INSTRUCTIONS FOR THE TASK:
Copy every line of the records below that holds the word "Test".

EXTRACTED DATA:
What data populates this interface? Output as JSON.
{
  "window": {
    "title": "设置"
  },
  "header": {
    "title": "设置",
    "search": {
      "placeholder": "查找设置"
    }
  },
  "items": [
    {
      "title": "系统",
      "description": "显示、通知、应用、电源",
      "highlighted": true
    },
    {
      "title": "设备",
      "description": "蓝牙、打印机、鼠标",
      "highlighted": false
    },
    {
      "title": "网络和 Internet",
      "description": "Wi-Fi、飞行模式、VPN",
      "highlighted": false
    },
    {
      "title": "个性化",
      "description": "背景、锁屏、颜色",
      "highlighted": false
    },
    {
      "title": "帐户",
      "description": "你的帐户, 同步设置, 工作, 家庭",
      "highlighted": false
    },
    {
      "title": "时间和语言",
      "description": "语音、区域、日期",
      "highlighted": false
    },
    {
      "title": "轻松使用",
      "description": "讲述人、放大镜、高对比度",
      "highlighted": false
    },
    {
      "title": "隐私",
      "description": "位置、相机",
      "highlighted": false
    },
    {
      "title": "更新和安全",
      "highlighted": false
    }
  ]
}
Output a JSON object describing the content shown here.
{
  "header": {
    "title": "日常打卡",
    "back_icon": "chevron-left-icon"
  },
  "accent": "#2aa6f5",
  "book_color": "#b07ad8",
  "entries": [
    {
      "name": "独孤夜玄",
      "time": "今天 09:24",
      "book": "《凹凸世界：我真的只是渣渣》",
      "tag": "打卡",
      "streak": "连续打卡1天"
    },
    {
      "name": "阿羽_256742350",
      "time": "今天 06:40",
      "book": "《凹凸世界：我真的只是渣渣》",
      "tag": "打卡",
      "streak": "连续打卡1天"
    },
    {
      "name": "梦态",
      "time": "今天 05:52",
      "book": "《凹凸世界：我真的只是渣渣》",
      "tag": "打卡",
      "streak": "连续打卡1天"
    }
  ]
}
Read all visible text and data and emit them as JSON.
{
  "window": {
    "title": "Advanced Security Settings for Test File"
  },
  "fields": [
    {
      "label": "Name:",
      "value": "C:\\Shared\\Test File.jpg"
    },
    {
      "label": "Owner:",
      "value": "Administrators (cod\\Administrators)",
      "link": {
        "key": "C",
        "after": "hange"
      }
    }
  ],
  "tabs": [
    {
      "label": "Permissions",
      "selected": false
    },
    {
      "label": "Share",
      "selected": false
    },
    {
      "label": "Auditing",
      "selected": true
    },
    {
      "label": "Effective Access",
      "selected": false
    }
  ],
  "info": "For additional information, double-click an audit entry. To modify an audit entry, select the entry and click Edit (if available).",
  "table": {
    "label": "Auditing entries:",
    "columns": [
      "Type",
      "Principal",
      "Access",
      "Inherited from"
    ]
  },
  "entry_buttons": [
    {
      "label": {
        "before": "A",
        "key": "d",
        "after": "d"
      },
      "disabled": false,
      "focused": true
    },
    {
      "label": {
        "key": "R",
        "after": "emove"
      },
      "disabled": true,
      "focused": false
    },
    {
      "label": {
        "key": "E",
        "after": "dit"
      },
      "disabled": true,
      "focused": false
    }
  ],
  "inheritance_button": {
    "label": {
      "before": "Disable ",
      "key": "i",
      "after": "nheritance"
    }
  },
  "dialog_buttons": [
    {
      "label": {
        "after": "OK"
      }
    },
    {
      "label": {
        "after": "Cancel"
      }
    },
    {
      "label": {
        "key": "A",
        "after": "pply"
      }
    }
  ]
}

RESPONSE:
    "title": "Advanced Security Settings for Test File"
      "value": "C:\\Shared\\Test File.jpg"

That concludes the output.